Try it:
Leave the images out, and copy each of the records below exactly.

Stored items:

++++++++++++++++++++

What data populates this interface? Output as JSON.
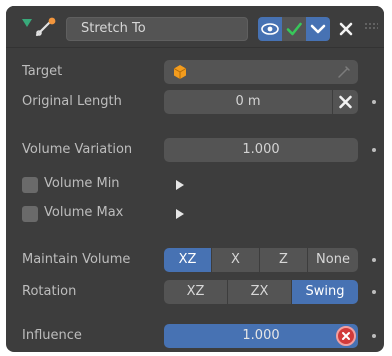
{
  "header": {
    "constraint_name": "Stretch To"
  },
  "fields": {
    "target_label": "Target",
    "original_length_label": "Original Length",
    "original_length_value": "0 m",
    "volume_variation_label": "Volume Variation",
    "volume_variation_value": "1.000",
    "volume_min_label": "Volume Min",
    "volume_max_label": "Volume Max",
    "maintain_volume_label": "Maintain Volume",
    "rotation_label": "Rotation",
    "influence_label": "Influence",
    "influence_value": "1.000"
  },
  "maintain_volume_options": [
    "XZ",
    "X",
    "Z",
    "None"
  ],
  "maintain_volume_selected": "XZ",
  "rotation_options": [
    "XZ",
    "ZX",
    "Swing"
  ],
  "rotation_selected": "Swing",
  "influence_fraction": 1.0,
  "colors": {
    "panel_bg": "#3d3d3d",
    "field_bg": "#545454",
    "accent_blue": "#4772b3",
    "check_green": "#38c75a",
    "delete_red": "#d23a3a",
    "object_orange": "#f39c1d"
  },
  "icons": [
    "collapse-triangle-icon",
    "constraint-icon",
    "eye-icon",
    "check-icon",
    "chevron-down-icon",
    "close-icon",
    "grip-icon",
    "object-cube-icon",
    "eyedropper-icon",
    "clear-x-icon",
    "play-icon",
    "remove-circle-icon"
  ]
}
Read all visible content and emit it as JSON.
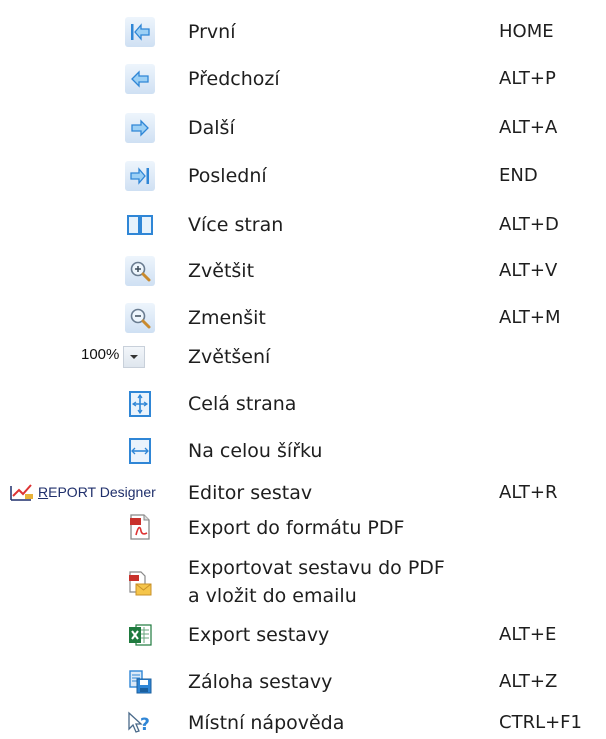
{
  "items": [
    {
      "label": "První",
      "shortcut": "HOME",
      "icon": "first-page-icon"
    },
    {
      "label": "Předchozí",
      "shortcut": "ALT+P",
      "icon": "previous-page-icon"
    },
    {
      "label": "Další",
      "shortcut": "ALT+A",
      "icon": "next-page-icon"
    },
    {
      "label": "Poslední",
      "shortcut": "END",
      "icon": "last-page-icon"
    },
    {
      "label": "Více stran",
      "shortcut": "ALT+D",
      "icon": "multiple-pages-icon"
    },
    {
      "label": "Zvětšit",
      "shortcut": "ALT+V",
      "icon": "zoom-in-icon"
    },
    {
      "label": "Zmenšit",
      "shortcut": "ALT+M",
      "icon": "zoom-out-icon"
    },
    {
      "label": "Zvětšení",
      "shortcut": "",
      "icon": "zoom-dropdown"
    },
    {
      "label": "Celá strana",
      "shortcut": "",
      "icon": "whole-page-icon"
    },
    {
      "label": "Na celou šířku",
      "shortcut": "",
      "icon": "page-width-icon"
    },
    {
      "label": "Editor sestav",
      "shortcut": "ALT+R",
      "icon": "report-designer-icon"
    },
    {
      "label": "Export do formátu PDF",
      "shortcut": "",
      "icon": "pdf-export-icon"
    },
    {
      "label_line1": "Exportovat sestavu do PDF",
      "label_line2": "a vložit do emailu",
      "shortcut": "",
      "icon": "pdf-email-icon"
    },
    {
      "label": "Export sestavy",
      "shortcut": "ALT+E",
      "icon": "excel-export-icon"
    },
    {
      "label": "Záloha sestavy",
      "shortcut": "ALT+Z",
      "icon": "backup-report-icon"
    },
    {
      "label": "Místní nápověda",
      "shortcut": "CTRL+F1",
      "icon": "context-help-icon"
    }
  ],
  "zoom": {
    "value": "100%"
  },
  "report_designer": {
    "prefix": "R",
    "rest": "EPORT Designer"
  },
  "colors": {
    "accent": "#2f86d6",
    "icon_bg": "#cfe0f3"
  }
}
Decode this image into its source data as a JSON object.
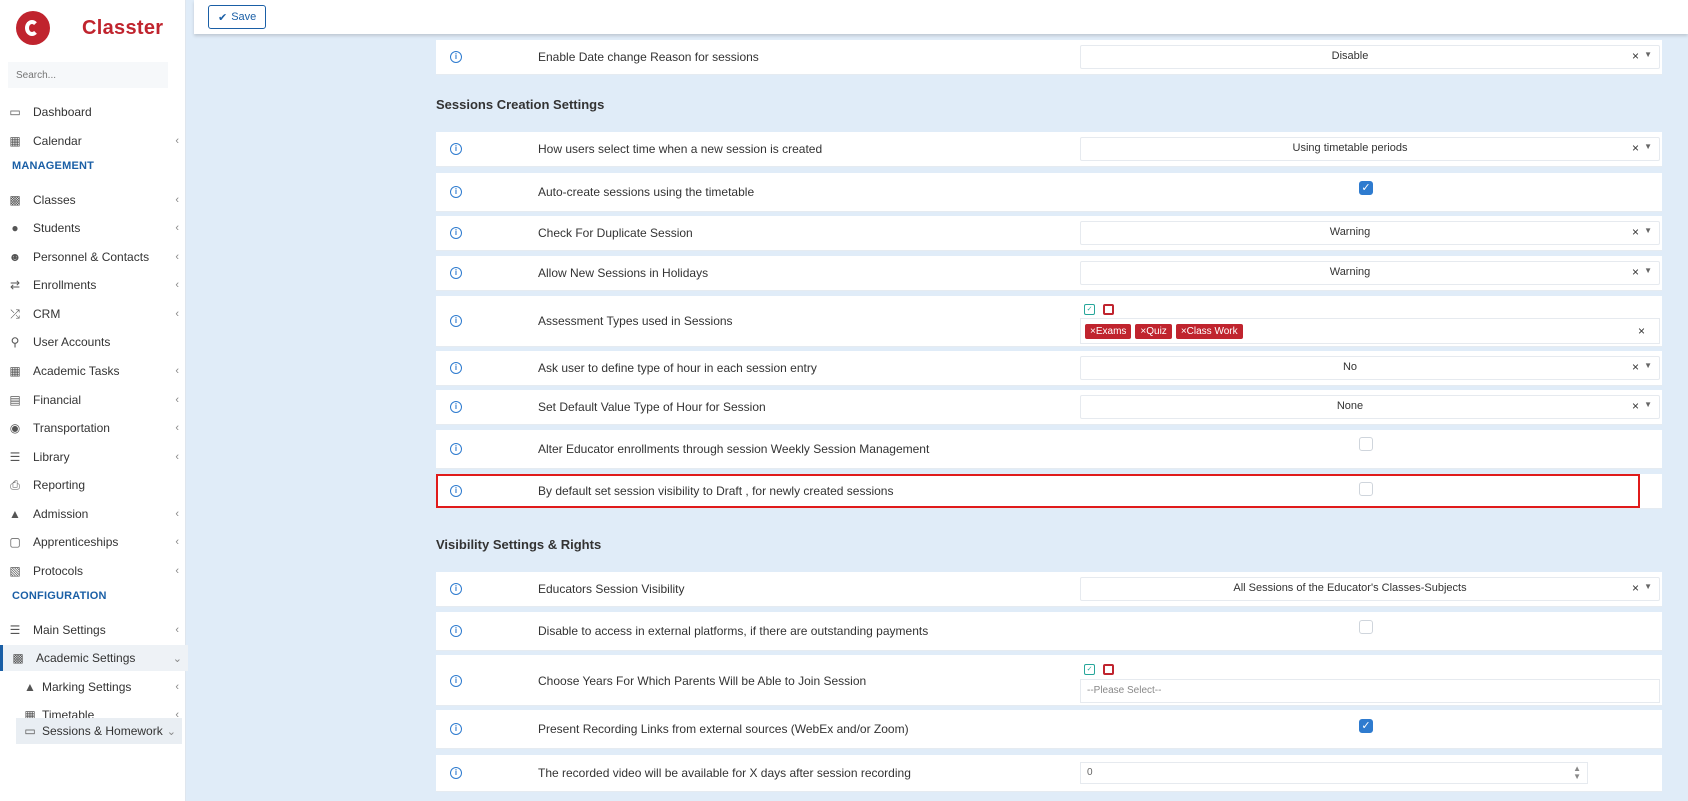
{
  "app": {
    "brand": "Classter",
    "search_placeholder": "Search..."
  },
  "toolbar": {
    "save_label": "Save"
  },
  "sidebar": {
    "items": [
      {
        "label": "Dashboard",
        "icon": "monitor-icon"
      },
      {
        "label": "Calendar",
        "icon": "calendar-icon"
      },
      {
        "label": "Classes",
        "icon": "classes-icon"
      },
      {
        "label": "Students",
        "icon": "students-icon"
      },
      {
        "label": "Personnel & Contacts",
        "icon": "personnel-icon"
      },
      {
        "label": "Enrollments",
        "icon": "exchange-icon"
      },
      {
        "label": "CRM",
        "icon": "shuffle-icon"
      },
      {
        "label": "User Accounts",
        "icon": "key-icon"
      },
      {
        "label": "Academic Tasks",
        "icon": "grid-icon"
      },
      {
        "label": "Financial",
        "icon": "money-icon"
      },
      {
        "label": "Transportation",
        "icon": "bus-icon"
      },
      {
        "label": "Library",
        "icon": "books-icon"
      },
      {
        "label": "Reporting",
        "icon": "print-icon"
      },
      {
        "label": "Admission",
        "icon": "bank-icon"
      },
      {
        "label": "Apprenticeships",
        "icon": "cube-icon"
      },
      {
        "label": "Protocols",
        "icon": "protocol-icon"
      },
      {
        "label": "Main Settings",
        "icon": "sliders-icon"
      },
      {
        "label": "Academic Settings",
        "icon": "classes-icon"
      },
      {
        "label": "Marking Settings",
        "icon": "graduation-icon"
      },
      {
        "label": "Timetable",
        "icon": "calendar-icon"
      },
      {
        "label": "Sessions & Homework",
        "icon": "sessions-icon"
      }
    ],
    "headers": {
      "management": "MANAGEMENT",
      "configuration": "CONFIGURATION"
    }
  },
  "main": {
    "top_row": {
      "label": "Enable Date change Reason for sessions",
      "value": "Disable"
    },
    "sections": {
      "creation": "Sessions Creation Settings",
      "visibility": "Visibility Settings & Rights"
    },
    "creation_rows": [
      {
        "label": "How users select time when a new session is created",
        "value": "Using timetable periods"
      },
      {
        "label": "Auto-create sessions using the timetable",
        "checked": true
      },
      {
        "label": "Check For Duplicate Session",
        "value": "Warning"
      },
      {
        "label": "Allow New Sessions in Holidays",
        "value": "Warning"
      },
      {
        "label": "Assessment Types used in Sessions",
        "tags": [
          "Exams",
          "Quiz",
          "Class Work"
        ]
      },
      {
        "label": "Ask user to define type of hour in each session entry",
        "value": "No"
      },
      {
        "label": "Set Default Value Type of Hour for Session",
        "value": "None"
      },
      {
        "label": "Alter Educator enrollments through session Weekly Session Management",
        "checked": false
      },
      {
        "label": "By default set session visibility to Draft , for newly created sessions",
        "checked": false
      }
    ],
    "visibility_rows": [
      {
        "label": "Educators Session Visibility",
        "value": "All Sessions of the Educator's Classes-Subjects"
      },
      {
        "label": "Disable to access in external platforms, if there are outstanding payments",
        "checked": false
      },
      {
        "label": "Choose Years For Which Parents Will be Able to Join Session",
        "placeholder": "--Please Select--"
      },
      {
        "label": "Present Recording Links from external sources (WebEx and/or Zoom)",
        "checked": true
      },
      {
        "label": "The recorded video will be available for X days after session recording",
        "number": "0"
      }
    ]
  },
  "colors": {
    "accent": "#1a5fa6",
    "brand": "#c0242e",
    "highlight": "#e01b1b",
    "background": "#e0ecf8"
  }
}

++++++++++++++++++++

Solution to this problem:
What data populates this interface? Output as JSON.
{
  "header": {
    "constraint_name": "Stretch To"
  },
  "fields": {
    "target_label": "Target",
    "original_length_label": "Original Length",
    "original_length_value": "0 m",
    "volume_variation_label": "Volume Variation",
    "volume_variation_value": "1.000",
    "volume_min_label": "Volume Min",
    "volume_max_label": "Volume Max",
    "maintain_volume_label": "Maintain Volume",
    "rotation_label": "Rotation",
    "influence_label": "Influence",
    "influence_value": "1.000"
  },
  "maintain_volume_options": [
    "XZ",
    "X",
    "Z",
    "None"
  ],
  "maintain_volume_selected": "XZ",
  "rotation_options": [
    "XZ",
    "ZX",
    "Swing"
  ],
  "rotation_selected": "Swing",
  "influence_fraction": 1.0,
  "colors": {
    "panel_bg": "#3d3d3d",
    "field_bg": "#545454",
    "accent_blue": "#4772b3",
    "check_green": "#38c75a",
    "delete_red": "#d23a3a",
    "object_orange": "#f39c1d"
  },
  "icons": [
    "collapse-triangle-icon",
    "constraint-icon",
    "eye-icon",
    "check-icon",
    "chevron-down-icon",
    "close-icon",
    "grip-icon",
    "object-cube-icon",
    "eyedropper-icon",
    "clear-x-icon",
    "play-icon",
    "remove-circle-icon"
  ]
}
Read all visible content and emit it as JSON.
{
  "items": [
    {
      "label": "První",
      "shortcut": "HOME",
      "icon": "first-page-icon"
    },
    {
      "label": "Předchozí",
      "shortcut": "ALT+P",
      "icon": "previous-page-icon"
    },
    {
      "label": "Další",
      "shortcut": "ALT+A",
      "icon": "next-page-icon"
    },
    {
      "label": "Poslední",
      "shortcut": "END",
      "icon": "last-page-icon"
    },
    {
      "label": "Více stran",
      "shortcut": "ALT+D",
      "icon": "multiple-pages-icon"
    },
    {
      "label": "Zvětšit",
      "shortcut": "ALT+V",
      "icon": "zoom-in-icon"
    },
    {
      "label": "Zmenšit",
      "shortcut": "ALT+M",
      "icon": "zoom-out-icon"
    },
    {
      "label": "Zvětšení",
      "shortcut": "",
      "icon": "zoom-dropdown"
    },
    {
      "label": "Celá strana",
      "shortcut": "",
      "icon": "whole-page-icon"
    },
    {
      "label": "Na celou šířku",
      "shortcut": "",
      "icon": "page-width-icon"
    },
    {
      "label": "Editor sestav",
      "shortcut": "ALT+R",
      "icon": "report-designer-icon"
    },
    {
      "label": "Export do formátu PDF",
      "shortcut": "",
      "icon": "pdf-export-icon"
    },
    {
      "label_line1": "Exportovat sestavu do PDF",
      "label_line2": "a vložit do emailu",
      "shortcut": "",
      "icon": "pdf-email-icon"
    },
    {
      "label": "Export sestavy",
      "shortcut": "ALT+E",
      "icon": "excel-export-icon"
    },
    {
      "label": "Záloha sestavy",
      "shortcut": "ALT+Z",
      "icon": "backup-report-icon"
    },
    {
      "label": "Místní nápověda",
      "shortcut": "CTRL+F1",
      "icon": "context-help-icon"
    }
  ],
  "zoom": {
    "value": "100%"
  },
  "report_designer": {
    "prefix": "R",
    "rest": "EPORT Designer"
  },
  "colors": {
    "accent": "#2f86d6",
    "icon_bg": "#cfe0f3"
  }
}
Decode this image into its source data as a JSON object.
{
  "app": {
    "brand": "Classter",
    "search_placeholder": "Search..."
  },
  "toolbar": {
    "save_label": "Save"
  },
  "sidebar": {
    "items": [
      {
        "label": "Dashboard",
        "icon": "monitor-icon"
      },
      {
        "label": "Calendar",
        "icon": "calendar-icon"
      },
      {
        "label": "Classes",
        "icon": "classes-icon"
      },
      {
        "label": "Students",
        "icon": "students-icon"
      },
      {
        "label": "Personnel & Contacts",
        "icon": "personnel-icon"
      },
      {
        "label": "Enrollments",
        "icon": "exchange-icon"
      },
      {
        "label": "CRM",
        "icon": "shuffle-icon"
      },
      {
        "label": "User Accounts",
        "icon": "key-icon"
      },
      {
        "label": "Academic Tasks",
        "icon": "grid-icon"
      },
      {
        "label": "Financial",
        "icon": "money-icon"
      },
      {
        "label": "Transportation",
        "icon": "bus-icon"
      },
      {
        "label": "Library",
        "icon": "books-icon"
      },
      {
        "label": "Reporting",
        "icon": "print-icon"
      },
      {
        "label": "Admission",
        "icon": "bank-icon"
      },
      {
        "label": "Apprenticeships",
        "icon": "cube-icon"
      },
      {
        "label": "Protocols",
        "icon": "protocol-icon"
      },
      {
        "label": "Main Settings",
        "icon": "sliders-icon"
      },
      {
        "label": "Academic Settings",
        "icon": "classes-icon"
      },
      {
        "label": "Marking Settings",
        "icon": "graduation-icon"
      },
      {
        "label": "Timetable",
        "icon": "calendar-icon"
      },
      {
        "label": "Sessions & Homework",
        "icon": "sessions-icon"
      }
    ],
    "headers": {
      "management": "MANAGEMENT",
      "configuration": "CONFIGURATION"
    }
  },
  "main": {
    "top_row": {
      "label": "Enable Date change Reason for sessions",
      "value": "Disable"
    },
    "sections": {
      "creation": "Sessions Creation Settings",
      "visibility": "Visibility Settings & Rights"
    },
    "creation_rows": [
      {
        "label": "How users select time when a new session is created",
        "value": "Using timetable periods"
      },
      {
        "label": "Auto-create sessions using the timetable",
        "checked": true
      },
      {
        "label": "Check For Duplicate Session",
        "value": "Warning"
      },
      {
        "label": "Allow New Sessions in Holidays",
        "value": "Warning"
      },
      {
        "label": "Assessment Types used in Sessions",
        "tags": [
          "Exams",
          "Quiz",
          "Class Work"
        ]
      },
      {
        "label": "Ask user to define type of hour in each session entry",
        "value": "No"
      },
      {
        "label": "Set Default Value Type of Hour for Session",
        "value": "None"
      },
      {
        "label": "Alter Educator enrollments through session Weekly Session Management",
        "checked": false
      },
      {
        "label": "By default set session visibility to Draft , for newly created sessions",
        "checked": false
      }
    ],
    "visibility_rows": [
      {
        "label": "Educators Session Visibility",
        "value": "All Sessions of the Educator's Classes-Subjects"
      },
      {
        "label": "Disable to access in external platforms, if there are outstanding payments",
        "checked": false
      },
      {
        "label": "Choose Years For Which Parents Will be Able to Join Session",
        "placeholder": "--Please Select--"
      },
      {
        "label": "Present Recording Links from external sources (WebEx and/or Zoom)",
        "checked": true
      },
      {
        "label": "The recorded video will be available for X days after session recording",
        "number": "0"
      }
    ]
  },
  "colors": {
    "accent": "#1a5fa6",
    "brand": "#c0242e",
    "highlight": "#e01b1b",
    "background": "#e0ecf8"
  }
}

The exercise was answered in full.